By John Agok
South Sudan is holding its first ever conference on Women’s land rights to sensitize them on how they can effectively own land.
The Conference that commenced on Thursday in Juba, organized by the consortium of UN Agencies and NGOs in collaboration with the government of South Sudan will run for three days, attracting women representatives at the grassroots.
Michael Changjiek, the National Minister of Land, Housing and Urban Development assured his Ministry’s readiness to implement land policies especially Land Act 2009 for women to know their land ownership rights.
“I called on you (women) to acquire this knowledge and educate your fellow women on land rights, so that, the community must know everyone despite particular gender has absolute rights to own land and other property,” he said.
The conference is held under the theme, “Beyond Policy: Renewed Commitments to Achieve National Obligation on Women’s Land rights in South Sudan.”
Changjiek condemned the customary laws that bar women from having land and affirmed that all the categories of people in the society have rights to own or inherit land and other properties in the society.
“We must challenge our customary laws with legal instruments that reinforce the execution of court order regarding land issues.
“This will preclude land grabbing within the society. We also need to collectively give equal rights to both boys and girls, more especially our widows to own land legally,” he said.
Kimberly Roberson, the UNCHR Representative expressed doubt on how soon the policies emphasized would be translated into action or reality.

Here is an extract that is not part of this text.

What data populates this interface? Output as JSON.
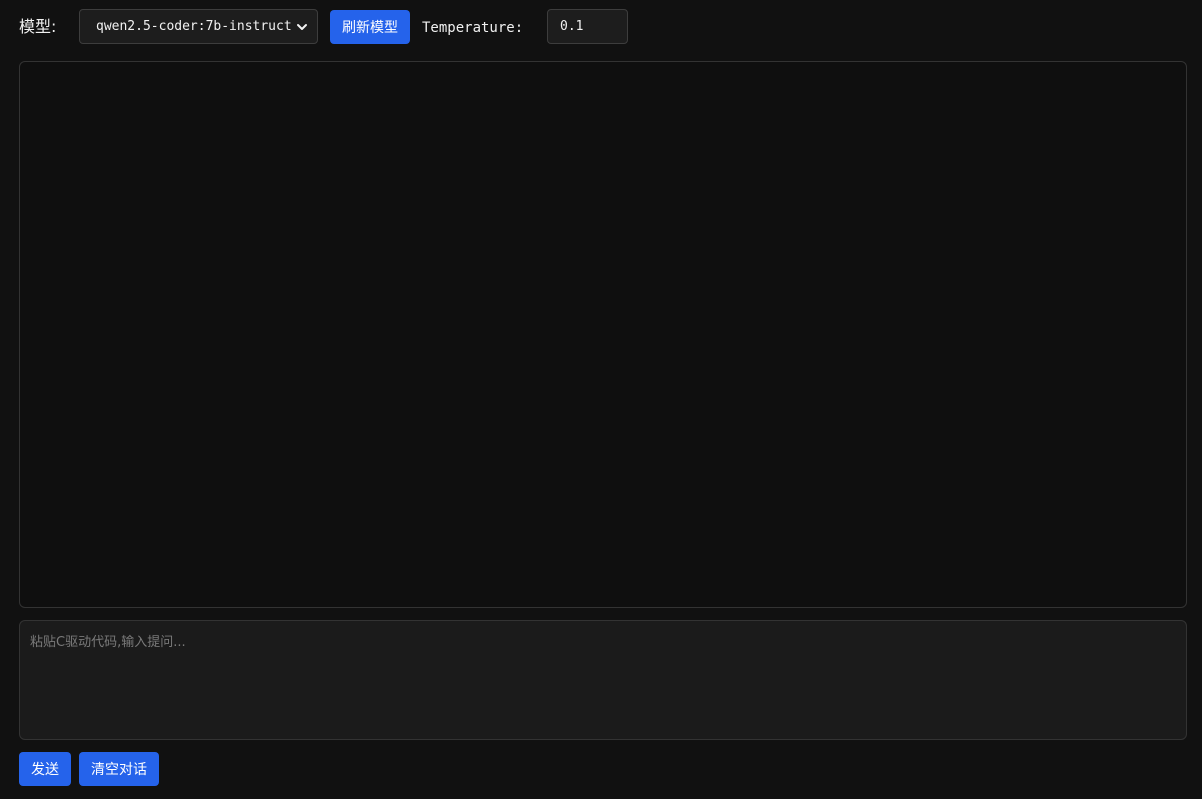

“We as the partners would like to see action taken rather paperwork. Beautiful designed policy framework without actual implementation,” she said.